# WHAT IS NEEDED
I would like each line of the data that holds the word "meta" copied out.

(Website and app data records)
_____
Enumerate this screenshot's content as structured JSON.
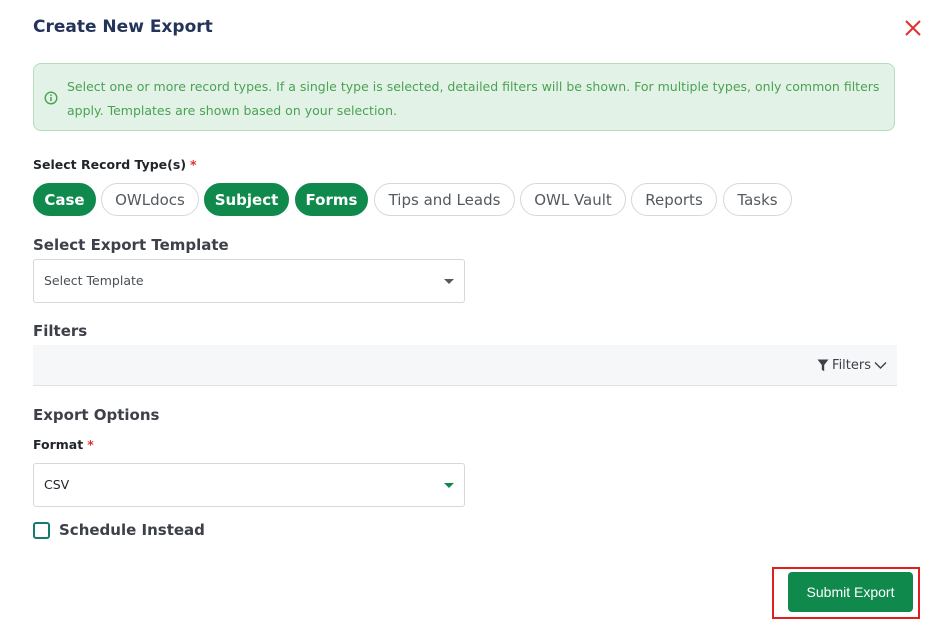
{
  "dialog": {
    "title": "Create New Export",
    "close_icon": "close-icon"
  },
  "info": {
    "icon": "info-circle-icon",
    "text": "Select one or more record types. If a single type is selected, detailed filters will be shown. For multiple types, only common filters apply. Templates are shown based on your selection."
  },
  "record_types": {
    "label": "Select Record Type(s)",
    "required_mark": "*",
    "options": [
      {
        "label": "Case",
        "selected": true
      },
      {
        "label": "OWLdocs",
        "selected": false
      },
      {
        "label": "Subject",
        "selected": true
      },
      {
        "label": "Forms",
        "selected": true
      },
      {
        "label": "Tips and Leads",
        "selected": false
      },
      {
        "label": "OWL Vault",
        "selected": false
      },
      {
        "label": "Reports",
        "selected": false
      },
      {
        "label": "Tasks",
        "selected": false
      }
    ]
  },
  "template": {
    "label": "Select Export Template",
    "value": "Select Template"
  },
  "filters": {
    "label": "Filters",
    "button_label": "Filters",
    "icon": "funnel-icon",
    "toggle_icon": "chevron-down-icon"
  },
  "export_options": {
    "label": "Export Options",
    "format_label": "Format",
    "required_mark": "*",
    "format_value": "CSV"
  },
  "schedule": {
    "label": "Schedule Instead",
    "checked": false
  },
  "submit": {
    "label": "Submit Export"
  },
  "colors": {
    "accent": "#0f8a4c",
    "title": "#24335a",
    "info_bg": "#e3f2e6",
    "info_text": "#4aa253",
    "required": "#e03131",
    "highlight": "#e0201f"
  }
}
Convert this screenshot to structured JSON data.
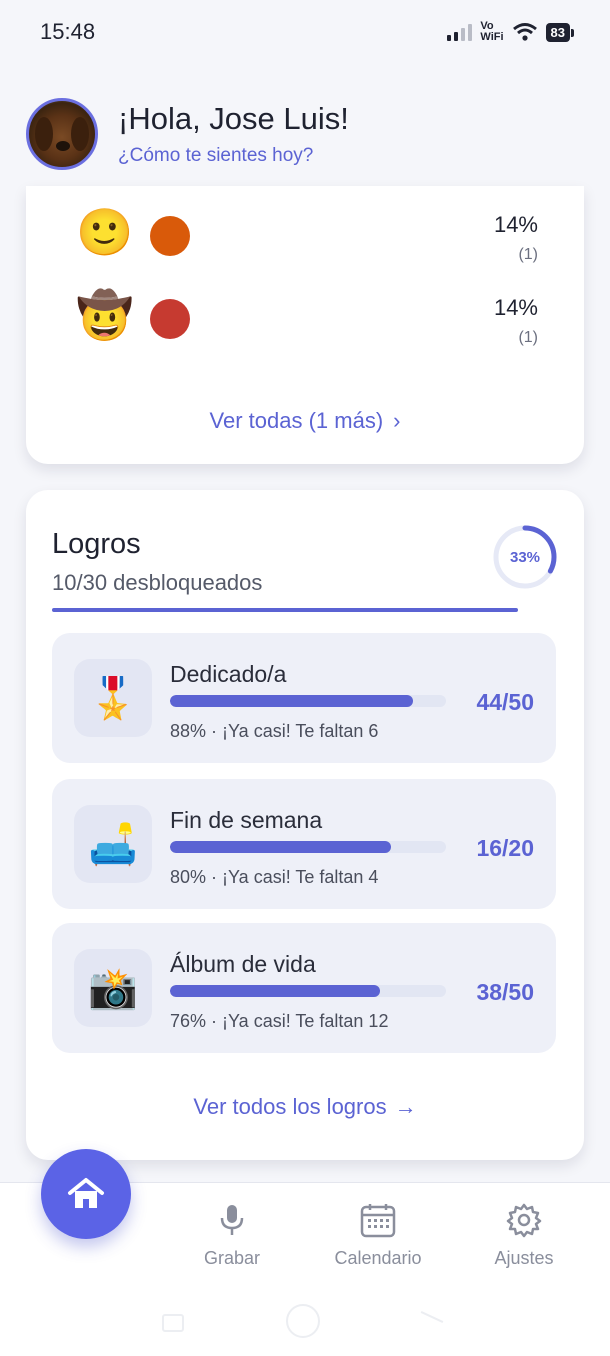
{
  "status_bar": {
    "time": "15:48",
    "network_label_top": "Vo",
    "network_label_bottom": "WiFi",
    "wifi_sub": "6",
    "battery": "83"
  },
  "header": {
    "greeting": "¡Hola, Jose Luis!",
    "subtitle": "¿Cómo te sientes hoy?"
  },
  "moods": {
    "items": [
      {
        "emoji": "🙂",
        "color": "#d95a0a",
        "percent": "14%",
        "count": "(1)"
      },
      {
        "emoji": "🤠",
        "color": "#c63a30",
        "percent": "14%",
        "count": "(1)"
      }
    ],
    "see_all": "Ver todas (1 más)",
    "see_all_icon": "chevron-right-icon"
  },
  "achievements": {
    "title": "Logros",
    "subtitle": "10/30 desbloqueados",
    "progress_label": "33%",
    "progress_value": 0.33,
    "items": [
      {
        "icon": "🎖️",
        "name": "Dedicado/a",
        "progress": 0.88,
        "meta": "88% · ¡Ya casi! Te faltan 6",
        "score": "44/50"
      },
      {
        "icon": "🛋️",
        "name": "Fin de semana",
        "progress": 0.8,
        "meta": "80% · ¡Ya casi! Te faltan 4",
        "score": "16/20"
      },
      {
        "icon": "📸",
        "name": "Álbum de vida",
        "progress": 0.76,
        "meta": "76% · ¡Ya casi! Te faltan 12",
        "score": "38/50"
      }
    ],
    "see_all": "Ver todos los logros",
    "see_all_icon": "arrow-right-icon"
  },
  "nav": {
    "home_icon": "home-icon",
    "items": [
      {
        "label": "Grabar",
        "icon": "microphone-icon"
      },
      {
        "label": "Calendario",
        "icon": "calendar-icon"
      },
      {
        "label": "Ajustes",
        "icon": "gear-icon"
      }
    ]
  },
  "colors": {
    "accent": "#5b63d3",
    "fab": "#5b63e6",
    "card": "#ffffff",
    "background": "#f5f6fa"
  }
}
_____
# ANSWER FOR THE TASK
        "meta": "88% · ¡Ya casi! Te faltan 6",
        "meta": "80% · ¡Ya casi! Te faltan 4",
        "meta": "76% · ¡Ya casi! Te faltan 12",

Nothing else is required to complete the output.